Winter Garden resident Mark Austin, a team medic for the New York Yacht Club’s American Magic race team, is currently helping keep his team safe during the Prada Cup and America’s Cup.
A world away in Auckland, New Zealand, Mark Austin is gliding along the water on a boat referred to simply as Chase 2.
It’s Sunday, Jan. 10, for folks here in the United States — though the 18-hour time difference means it’s Monday for Austin — and he’s riding behind the crew of the New York Yacht Club’s American Magic.
The club is preparing for the Prada Cup, which runs Jan. 15 to Feb. 22, and just like the team manning American Magic, the Winter Garden resident — who serves as safety and team medic — also has to be prepared for the upcoming races. The practice days are not quite the same as an actual race day, but they are vital to success, Austin said.
“It’s the same excitement without the spectators,” Austin said. “It’s very regimented — whenever we go into race mode there are absolute rules that take place, and we can only be in certain areas during race time, whereas when we’re just training on the water, we can chase the boat all over the place.
“But once the course is set and the yacht is on the course, only one of our chase boats can stay within a certain amount of distance of the yacht, and the other boats are on a standby location around the perimeter of the course until they’re needed,” he said.
Austin and the American Magic team completed the Christmas Cup regatta — part of the America’s Cup World Series — but now they are readying for the round-robin-style Prada Cup tournament to decide who takes on the Royal New Zealand Yacht Squadron in the prestigious 36th America’s Cup in March.
A QUICK HISTORY
In the Prada Cup, American Magic will compete against two other clubs from across the world — INEOS Team UK from the United Kingdom and Luna Rossa Prada Pirelli Team from Italy.
It’s a big race in the world of sailing yachts, because the winner takes on the title of “challenger” as they compete against the “ defender” — the Royal New Zealand Yacht Squadron — in the America’s Cup.
The America’s Cup is steeped in tradition, with the first race taking place in 1851 — making it the oldest trophy in international sport. The race was first started by a group of businessmen from New York who sailed the schooner America across the Atlantic Ocean for the World’s Fair in England. Those men won a race around the Isle of Wight against a fleet of British yachts to claim the £100 Cup.
The last race, held in 2017 in Bermuda, saw the Royal New Zealand Yacht Squadron beat the Golden Gate Yacht Club. Along with the trophy, the winner of the race gets to decide where the next will be held, hence why Austin and many on the team are currently in New Zealand, where they — as well as Austin’s wife, Lesley — have been since July 2020.
FIGHTING FOR THE AULD MUG
Austin himself has been a part of the organization for going on three years, and it was his job background that drew the attention of the New York Yacht Club.

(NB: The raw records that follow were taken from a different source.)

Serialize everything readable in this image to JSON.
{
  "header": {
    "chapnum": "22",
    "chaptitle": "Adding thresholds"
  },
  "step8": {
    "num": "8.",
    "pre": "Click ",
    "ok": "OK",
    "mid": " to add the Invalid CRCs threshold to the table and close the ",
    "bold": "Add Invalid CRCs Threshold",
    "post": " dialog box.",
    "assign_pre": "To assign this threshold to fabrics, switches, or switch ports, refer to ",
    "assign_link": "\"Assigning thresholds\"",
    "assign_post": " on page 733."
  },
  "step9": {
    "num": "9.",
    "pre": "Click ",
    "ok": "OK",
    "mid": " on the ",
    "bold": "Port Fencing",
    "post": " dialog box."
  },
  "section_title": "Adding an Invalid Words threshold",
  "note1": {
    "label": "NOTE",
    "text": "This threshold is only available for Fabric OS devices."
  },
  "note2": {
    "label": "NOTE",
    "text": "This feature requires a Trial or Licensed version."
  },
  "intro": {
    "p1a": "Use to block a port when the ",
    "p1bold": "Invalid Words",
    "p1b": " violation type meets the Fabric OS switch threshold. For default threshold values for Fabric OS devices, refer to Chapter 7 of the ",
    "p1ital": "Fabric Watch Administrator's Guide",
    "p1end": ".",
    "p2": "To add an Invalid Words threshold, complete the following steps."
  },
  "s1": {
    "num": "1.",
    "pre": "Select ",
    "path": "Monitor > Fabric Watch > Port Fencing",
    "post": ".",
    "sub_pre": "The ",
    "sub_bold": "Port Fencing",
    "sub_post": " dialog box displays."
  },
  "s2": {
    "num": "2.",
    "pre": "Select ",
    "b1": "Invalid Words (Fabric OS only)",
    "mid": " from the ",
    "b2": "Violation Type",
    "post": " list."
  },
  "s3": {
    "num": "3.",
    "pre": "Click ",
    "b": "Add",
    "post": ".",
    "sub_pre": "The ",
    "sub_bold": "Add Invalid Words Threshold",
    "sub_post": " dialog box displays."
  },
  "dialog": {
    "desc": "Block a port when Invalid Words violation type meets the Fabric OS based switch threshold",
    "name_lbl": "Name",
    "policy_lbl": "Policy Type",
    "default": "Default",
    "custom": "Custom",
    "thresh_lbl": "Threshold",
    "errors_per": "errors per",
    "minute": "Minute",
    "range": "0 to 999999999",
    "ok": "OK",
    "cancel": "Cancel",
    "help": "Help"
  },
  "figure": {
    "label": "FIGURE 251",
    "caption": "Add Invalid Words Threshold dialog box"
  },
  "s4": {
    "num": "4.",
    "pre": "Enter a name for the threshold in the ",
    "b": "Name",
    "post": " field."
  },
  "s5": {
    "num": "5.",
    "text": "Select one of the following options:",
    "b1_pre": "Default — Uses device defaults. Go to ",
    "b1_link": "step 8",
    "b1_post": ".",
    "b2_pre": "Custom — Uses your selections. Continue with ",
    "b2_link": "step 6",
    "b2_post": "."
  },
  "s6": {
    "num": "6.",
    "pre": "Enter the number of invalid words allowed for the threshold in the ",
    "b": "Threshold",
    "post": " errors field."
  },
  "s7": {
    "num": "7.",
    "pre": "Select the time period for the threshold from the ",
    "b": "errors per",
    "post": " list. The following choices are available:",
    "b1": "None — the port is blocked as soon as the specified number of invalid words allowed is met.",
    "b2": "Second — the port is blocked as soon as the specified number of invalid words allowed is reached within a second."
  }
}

“I’m retired from the fire service — I was with Orlando Fire Department for my career and then from there retired and went to Cocoa Beach Fire Department,” Austin said. “But during my career, I did safety/medical for offshore powerboat racing — that’s where my beginning was for the racing stuff.
“It was an interest,” he said. “I had some buddies that I worked with in the fire service (who) were doing it, and I was able to join them with what they were doing.”
The New York Yacht Club connected with Austin and brought him to Rhode Island where they were working. There, he saw the technology and boats being used. These boats were hitting speeds — up to 40 knots — he had never seen before.
In the years since Austin became a member of the team, he has been the man on Chase 2 — there are three chase boats — and luckily, he hasn’t had to deal with any significant injuries. The biggest concern is always a boat colliding with another, but that’s never happened under Austin’s watch.
So far, the most important part of Austin’s job is always in the beginning when the safety team goes over water safety with sailors. Outside of helping the team, Austin serves as a liaison between the team and local jurisdictions to determine what resources they have in the event of an emergency.
Austin said he enjoys the thrill of overseeing these important responsibilities in a historic race on the other side of the world, as well as the international flavor that comes with being a part of the New York Yacht Club.
“Our team is made up of members from all over the world, and making those relationships has been the best thing for me,” he said. “Now I have friends everywhere, and leading up to this — I’m a Florida boy — so I’ve been able to experience the different cultures, and it’s been wonderful.”